Like everyone else but two members of the House, Paul Ryan voted for the STOCK Act, a watered-down version of a bill that would ban insider trading among members of Congress. Before he did that, however, Ryan spent 2008 wheeling and dealing his bank stock portfolio to match his knowledge gained as a member of Congress during the financial crisis.
|By: David Dayen Monday August 13, 2012 12:45 pm|
|By: David Dayen Thursday August 2, 2012 1:43 pm|
In another example of why normal Americans just shouldn’t play the casino that has become the stock market, a runaway trade bot threw the NYSE into turmoil yesterday.
|By: masaccio Wednesday May 9, 2012 4:35 pm|
A New York Times article discusses the disappearance of retail investors and the steady decline in trading volumes since the Great Crash. They blame the usual uncertainty. But investors know the game is rigged by those sucking most of the rewards out of investing. The small investors don’t stand a chance, and they know it.

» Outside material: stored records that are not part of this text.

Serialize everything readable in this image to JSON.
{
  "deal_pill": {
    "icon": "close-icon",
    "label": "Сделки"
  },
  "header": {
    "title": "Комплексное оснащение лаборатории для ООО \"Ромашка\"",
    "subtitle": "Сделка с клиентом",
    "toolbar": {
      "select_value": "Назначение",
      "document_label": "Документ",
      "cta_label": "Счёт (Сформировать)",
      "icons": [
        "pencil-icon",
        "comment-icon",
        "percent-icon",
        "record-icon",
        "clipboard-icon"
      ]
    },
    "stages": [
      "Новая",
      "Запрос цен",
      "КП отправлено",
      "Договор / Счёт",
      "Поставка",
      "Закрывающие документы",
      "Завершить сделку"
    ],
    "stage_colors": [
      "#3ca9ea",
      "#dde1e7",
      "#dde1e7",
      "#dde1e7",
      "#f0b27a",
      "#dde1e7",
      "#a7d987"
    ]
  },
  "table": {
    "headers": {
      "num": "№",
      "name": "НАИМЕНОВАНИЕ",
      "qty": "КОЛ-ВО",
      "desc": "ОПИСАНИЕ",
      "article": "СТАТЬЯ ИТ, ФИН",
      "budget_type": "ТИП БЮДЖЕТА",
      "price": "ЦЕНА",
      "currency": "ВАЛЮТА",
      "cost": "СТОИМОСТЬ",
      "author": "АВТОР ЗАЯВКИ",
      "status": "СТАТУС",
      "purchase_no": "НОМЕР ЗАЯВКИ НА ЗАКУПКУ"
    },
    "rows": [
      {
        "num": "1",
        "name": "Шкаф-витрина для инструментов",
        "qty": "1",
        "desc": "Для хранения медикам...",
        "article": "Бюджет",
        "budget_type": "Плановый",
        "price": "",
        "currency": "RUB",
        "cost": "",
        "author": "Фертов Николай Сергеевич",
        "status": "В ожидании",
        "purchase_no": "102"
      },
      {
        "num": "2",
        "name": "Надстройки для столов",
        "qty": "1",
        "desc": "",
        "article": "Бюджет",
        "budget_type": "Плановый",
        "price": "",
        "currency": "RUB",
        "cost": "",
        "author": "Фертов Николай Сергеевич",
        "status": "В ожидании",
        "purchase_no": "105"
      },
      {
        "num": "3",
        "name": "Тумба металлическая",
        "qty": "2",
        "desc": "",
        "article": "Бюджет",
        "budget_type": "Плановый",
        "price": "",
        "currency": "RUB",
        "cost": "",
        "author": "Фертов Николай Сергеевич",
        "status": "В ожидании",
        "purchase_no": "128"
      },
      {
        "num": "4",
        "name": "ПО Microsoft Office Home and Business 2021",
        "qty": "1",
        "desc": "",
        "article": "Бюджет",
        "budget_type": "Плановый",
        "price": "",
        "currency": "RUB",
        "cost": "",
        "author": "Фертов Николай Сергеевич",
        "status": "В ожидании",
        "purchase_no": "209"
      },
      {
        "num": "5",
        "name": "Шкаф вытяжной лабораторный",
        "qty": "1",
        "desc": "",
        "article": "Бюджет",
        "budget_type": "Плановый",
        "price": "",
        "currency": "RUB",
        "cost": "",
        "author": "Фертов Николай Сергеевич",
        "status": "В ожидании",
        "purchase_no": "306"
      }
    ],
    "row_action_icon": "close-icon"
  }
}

|By: David Dayen Tuesday March 20, 2012 11:00 am|
Today the Senate will vote on the JOBS Act, part of a deal on judicial confirmations that allows the House-passed bill to come to the floor. The Senate will vote on a substitute amendment which could upend the entire bill. And let’s hope so! As Simon Johnson points out, the JOBS Act is a simply terrible idea which strips investor protections and deregulates the a part of the financial sector.
|By: David Dayen Monday March 5, 2012 9:28 am|
BP settled with 120,000 victims of the oil disaster in the Gulf coast for a sum of $7.8 billion, all of which will come from the already allocated $20 billion oil spill fund. This result works well for BP, which can now get back to the business of exploiting world resources for profit. Meanwhile, after the moratorium there’s now a resurgence in offshore drilling worldwide; in the Gulf, it’s about to surpass pre-disaster levels.
|By: David Dayen Friday January 13, 2012 5:12 pm|
At Bank of America, the situation is dire. We’ve been expecting a possible crackup of the big bank, which made some of the worst purchases in business history in acquiring Countrywide and Merrill Lynch. Now, Yves Smith notes that BofA may have to pull out of key areas of the country in order to survive
|By: David Dayen Wednesday November 30, 2011 9:10 am|
One of the ways in which the big banks were bailed out was through an artificially high credit rating based on the assumption that they would always get bailed out if they got into trouble. This was a major advantage for them over their competitors. Now S&P Rating Services is downgrading major banks.
|By: David Dayen Monday November 21, 2011 9:15 am|
I tweeted last night, “When bad news from Europe tomorrow makes stocks tank, and the idiots in DC blame it on Super Committee fail, could someone correct them?” Apparently, no one told the AP or Washington Post, who insist the Super Committee Fail is driving down the stock markets.
|By: David Dayen Tuesday November 1, 2011 9:25 am|
Jon Corzine’s investment company, MF Global, filed for bankruptcy after it was reported the firm was missing hundreds of millions in investor funds. It’s not clear where the money went, but the fund had invested heavily in European debt.
|By: David Dayen Tuesday August 30, 2011 12:15 pm|
Every quarterly earnings statement and public comment from banks in the post-bubble period contains some discussion of a reserve fund for mortgage losses and liabilities. They always attach a dollar amount to it. If BofA knew about an AIG lawsuit seven months ago that would reshape the extent of their mortgage liabilities, and chose not to reveal that information, that’s a serious error. Is it criminal? Hard to say. The SEC has requested more disclosure on these matters. But if I were a BofA shareholder, I’d be mighty unhappy today.